**Work instructions**
From the records, pick out and copy each line containing "Monitoring".

+ + +

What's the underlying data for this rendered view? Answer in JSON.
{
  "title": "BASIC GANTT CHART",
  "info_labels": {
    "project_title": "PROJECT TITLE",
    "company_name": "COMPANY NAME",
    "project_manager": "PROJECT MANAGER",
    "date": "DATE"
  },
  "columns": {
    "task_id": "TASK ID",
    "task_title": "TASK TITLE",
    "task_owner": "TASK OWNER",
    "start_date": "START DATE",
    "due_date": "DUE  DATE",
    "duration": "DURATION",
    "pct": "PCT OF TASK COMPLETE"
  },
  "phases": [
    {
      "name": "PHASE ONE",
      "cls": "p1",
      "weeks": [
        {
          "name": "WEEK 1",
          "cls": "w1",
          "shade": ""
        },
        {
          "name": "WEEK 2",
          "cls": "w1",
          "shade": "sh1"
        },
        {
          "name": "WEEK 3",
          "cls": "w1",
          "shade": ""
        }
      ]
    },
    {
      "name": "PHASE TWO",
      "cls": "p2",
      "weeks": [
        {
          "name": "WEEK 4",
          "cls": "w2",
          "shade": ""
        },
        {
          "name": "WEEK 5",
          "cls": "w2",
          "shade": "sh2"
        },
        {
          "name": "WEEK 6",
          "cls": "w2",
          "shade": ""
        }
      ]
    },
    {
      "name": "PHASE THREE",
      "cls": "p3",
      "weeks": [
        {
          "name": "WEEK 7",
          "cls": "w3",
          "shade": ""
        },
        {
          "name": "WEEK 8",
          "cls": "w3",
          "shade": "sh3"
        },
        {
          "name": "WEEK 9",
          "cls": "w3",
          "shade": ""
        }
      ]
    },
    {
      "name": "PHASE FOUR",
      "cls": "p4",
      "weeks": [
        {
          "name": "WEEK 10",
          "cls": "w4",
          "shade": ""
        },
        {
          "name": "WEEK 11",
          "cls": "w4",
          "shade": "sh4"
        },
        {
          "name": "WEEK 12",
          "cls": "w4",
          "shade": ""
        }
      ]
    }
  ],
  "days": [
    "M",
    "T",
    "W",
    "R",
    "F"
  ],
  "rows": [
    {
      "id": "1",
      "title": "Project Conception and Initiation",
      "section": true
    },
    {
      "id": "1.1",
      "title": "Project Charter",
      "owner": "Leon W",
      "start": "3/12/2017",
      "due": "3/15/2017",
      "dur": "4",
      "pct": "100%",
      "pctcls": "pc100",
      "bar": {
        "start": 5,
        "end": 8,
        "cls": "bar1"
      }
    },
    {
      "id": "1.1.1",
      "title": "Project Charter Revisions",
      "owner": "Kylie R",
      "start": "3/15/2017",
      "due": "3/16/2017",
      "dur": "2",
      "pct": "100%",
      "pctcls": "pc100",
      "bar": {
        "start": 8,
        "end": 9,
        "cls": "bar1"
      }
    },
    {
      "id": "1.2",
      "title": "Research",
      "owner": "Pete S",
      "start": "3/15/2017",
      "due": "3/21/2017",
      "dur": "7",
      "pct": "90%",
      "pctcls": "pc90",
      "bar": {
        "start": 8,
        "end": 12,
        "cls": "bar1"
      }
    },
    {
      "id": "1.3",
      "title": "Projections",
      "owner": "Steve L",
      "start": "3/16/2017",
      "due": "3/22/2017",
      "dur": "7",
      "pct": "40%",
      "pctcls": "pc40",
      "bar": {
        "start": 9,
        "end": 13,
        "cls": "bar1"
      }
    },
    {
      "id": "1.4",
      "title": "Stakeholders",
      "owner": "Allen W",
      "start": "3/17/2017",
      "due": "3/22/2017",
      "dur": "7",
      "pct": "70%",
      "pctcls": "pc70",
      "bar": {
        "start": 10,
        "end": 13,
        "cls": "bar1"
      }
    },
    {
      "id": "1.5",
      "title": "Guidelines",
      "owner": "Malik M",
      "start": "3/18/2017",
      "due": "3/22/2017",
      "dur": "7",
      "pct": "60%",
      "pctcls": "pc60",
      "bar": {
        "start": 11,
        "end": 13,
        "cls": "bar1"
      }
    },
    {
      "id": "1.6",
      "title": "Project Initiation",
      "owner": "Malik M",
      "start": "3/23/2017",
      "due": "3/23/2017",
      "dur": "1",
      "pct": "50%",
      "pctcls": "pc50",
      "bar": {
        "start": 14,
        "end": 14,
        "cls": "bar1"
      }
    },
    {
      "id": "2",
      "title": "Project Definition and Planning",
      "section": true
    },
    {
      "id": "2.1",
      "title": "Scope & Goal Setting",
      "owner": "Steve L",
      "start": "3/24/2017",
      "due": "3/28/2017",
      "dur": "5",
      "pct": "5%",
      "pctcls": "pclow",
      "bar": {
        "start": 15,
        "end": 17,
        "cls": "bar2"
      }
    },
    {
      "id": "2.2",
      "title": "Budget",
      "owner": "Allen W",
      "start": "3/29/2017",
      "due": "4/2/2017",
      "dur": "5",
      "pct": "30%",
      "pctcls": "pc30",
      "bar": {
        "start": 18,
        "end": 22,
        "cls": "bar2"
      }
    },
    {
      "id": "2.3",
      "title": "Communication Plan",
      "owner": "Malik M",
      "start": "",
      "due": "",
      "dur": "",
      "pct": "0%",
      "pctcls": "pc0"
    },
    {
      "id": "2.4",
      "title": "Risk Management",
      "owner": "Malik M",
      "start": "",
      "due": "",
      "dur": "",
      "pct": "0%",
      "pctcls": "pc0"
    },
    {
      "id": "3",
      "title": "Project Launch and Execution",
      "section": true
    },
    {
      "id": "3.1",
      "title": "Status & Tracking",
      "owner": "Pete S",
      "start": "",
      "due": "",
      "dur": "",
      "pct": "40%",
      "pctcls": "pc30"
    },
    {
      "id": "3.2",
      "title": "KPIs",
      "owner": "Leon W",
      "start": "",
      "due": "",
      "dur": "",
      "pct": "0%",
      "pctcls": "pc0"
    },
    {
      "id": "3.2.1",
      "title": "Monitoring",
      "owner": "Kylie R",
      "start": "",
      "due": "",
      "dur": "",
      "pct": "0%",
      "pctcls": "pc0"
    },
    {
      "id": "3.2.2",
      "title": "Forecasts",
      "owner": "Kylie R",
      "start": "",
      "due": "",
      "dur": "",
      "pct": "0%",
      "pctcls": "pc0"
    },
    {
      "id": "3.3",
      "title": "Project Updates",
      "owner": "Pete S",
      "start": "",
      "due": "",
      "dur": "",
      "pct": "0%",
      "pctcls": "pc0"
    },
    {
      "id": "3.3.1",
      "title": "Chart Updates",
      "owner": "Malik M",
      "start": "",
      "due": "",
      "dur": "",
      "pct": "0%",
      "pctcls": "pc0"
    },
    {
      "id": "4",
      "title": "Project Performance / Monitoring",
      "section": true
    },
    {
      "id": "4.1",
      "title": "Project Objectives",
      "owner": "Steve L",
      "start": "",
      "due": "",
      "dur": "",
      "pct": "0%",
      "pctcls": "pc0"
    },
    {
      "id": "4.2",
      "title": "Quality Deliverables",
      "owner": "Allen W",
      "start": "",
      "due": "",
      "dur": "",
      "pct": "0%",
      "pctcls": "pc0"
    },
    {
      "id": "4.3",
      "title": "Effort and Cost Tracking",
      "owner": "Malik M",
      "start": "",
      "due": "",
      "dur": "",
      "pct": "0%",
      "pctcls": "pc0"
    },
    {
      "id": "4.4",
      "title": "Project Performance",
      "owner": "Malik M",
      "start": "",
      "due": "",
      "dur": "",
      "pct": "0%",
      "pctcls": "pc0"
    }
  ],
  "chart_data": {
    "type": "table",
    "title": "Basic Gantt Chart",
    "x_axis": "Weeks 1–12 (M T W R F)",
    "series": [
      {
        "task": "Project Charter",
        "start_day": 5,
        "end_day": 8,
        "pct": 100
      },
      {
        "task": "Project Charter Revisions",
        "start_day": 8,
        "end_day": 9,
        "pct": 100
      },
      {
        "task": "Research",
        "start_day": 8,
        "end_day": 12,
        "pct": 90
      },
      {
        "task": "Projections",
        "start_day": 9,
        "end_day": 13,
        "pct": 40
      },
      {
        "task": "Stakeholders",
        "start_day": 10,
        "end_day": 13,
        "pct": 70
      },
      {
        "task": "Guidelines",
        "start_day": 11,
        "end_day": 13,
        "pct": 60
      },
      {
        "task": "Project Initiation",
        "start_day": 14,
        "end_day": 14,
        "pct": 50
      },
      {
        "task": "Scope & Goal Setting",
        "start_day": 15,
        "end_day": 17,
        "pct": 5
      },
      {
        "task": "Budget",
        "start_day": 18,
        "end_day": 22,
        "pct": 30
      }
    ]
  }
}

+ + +

**Finished exercise**
      "title": "Monitoring",
      "title": "Project Performance / Monitoring",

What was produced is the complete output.